6. Consider the following quotation (p. 247): I wish I’d had the love, the wisdom, the empathy, or even just the raw curiosity to try and find out, back in the mid-sixties, why Mama would storm off the way she did. She always went to stay with her brother and his wife, outside Spokane. She always left in such terrible hurt and anger that it seemed she would never return. And she always came back, calmer but basically unchanged, after three or four days. I’ve learned enough, in the years since, to know that she was leading a life as intricate and dramatic, as painful, and as worthy of respect as my father’s. But this paragraph is revisionist. Mama’s absences were a relief to me, her returns a mild disappointment, and unlike Peter, I had no great curiosity about the motivations of either. I felt at times that she loved me. I also felt, almost constantly, that she disliked me. And I was satisfied to reciprocate. It damaged us. But that’s the way it was.
Do you agree and/or sympathize with Kincaid’s sentiments? What are Mama’s good points? Bad? Did you come to understand her religious fanaticism and the difficulties she had with the various family members? Does the revelation of her terrible childhood experiences justify her behavior? Why or why not? If she were your mother, can you imagine being able to forgive her?

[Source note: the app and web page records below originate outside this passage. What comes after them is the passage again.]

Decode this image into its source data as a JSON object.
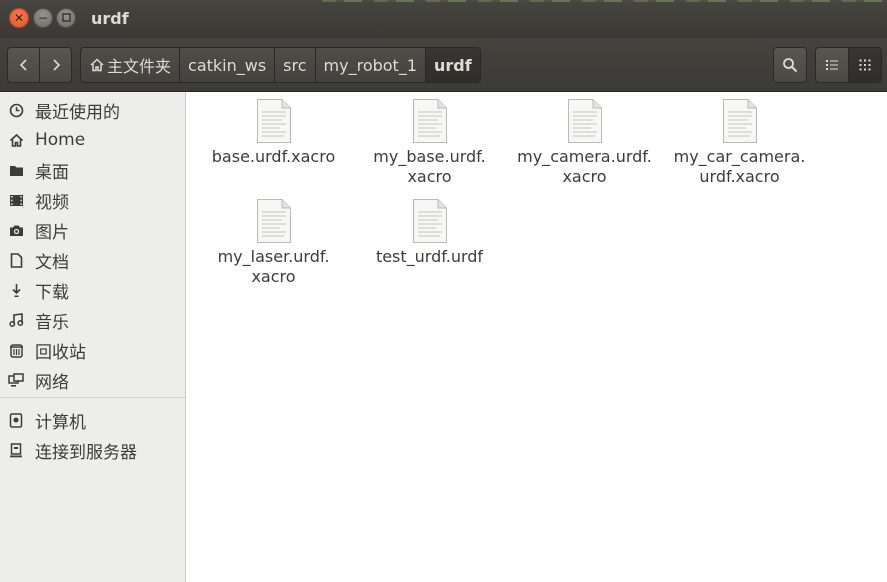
{
  "window": {
    "title": "urdf",
    "controls": [
      "close",
      "minimize",
      "maximize"
    ]
  },
  "toolbar": {
    "back_icon": "chevron-left-icon",
    "forward_icon": "chevron-right-icon",
    "breadcrumbs": [
      "主文件夹",
      "catkin_ws",
      "src",
      "my_robot_1",
      "urdf"
    ],
    "active_crumb": "urdf",
    "search_icon": "search-icon",
    "view_list_icon": "list-view-icon",
    "view_grid_icon": "grid-view-icon"
  },
  "sidebar": {
    "items": [
      {
        "label": "最近使用的",
        "icon": "clock-icon"
      },
      {
        "label": "Home",
        "icon": "home-icon"
      },
      {
        "label": "桌面",
        "icon": "folder-icon"
      },
      {
        "label": "视频",
        "icon": "video-icon"
      },
      {
        "label": "图片",
        "icon": "camera-icon"
      },
      {
        "label": "文档",
        "icon": "document-icon"
      },
      {
        "label": "下载",
        "icon": "download-icon"
      },
      {
        "label": "音乐",
        "icon": "music-icon"
      },
      {
        "label": "回收站",
        "icon": "trash-icon"
      },
      {
        "label": "网络",
        "icon": "network-icon"
      }
    ],
    "devices": [
      {
        "label": "计算机",
        "icon": "computer-icon"
      },
      {
        "label": "连接到服务器",
        "icon": "server-icon"
      }
    ]
  },
  "files": [
    {
      "name": "base.urdf.xacro"
    },
    {
      "name": "my_base.urdf.\nxacro"
    },
    {
      "name": "my_camera.urdf.\nxacro"
    },
    {
      "name": "my_car_camera.\nurdf.xacro"
    },
    {
      "name": "my_laser.urdf.\nxacro"
    },
    {
      "name": "test_urdf.urdf"
    }
  ]
}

7. What did you think about Everett’s proposal of praying that God would transfer some of his luck to Papa? Did this prayer have anything to do with what happened to Irwin? How did Everett’s understanding and practice of prayer evolve? In what areas would you be able to affirm his beliefs and struggles? In what areas would you disagree? How would you communicate this in a way that he could understand?

8. In the early part of the book, the different members of the family held widely divergent beliefs about God, religion, and prayer. How was faith evidenced in the lives of each of the characters? What did each believe in? How did their faith change over the course of the book?

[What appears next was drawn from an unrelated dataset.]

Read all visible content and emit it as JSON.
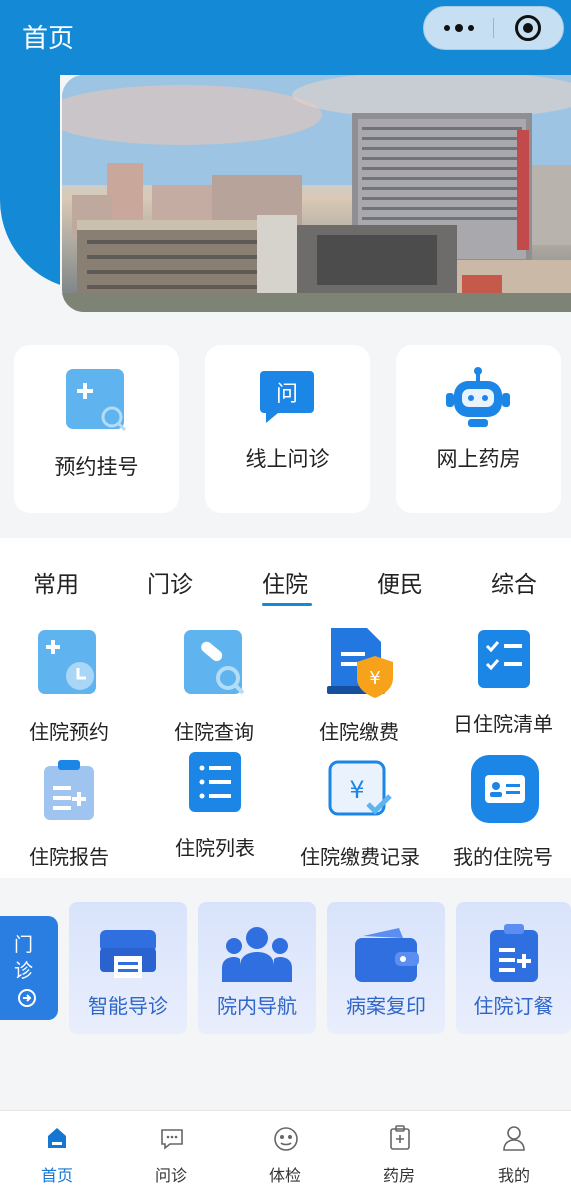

9. What did you think of the church Mama belonged to? Did Elder Kim Joon change your opinion or feeling toward the church leadership?

10. In Duncan’s world, what seems to be the source and nature of evil? Is evil personal, social, or cultural? Do you agree with his assessment? Why or why not? Is there evidence of grace in The Brothers K? If so, where?

11. In the end, what is most highly valued in this family? What are the keys to success and happiness for each of the characters? Did their view of success and happiness change? If so, how and why? (Consider Papa’s baseball career, Mama’s religious practices as well as her role as a mother and business woman, Peter’s academic and spiritual pursuits, Everett’s politics, Grandawma and the twins’ science.)

12. Would you say this book is a redemptive one? Why or why not?


The Brothers K by David James Duncan (New York, NY: Bantam; 1996).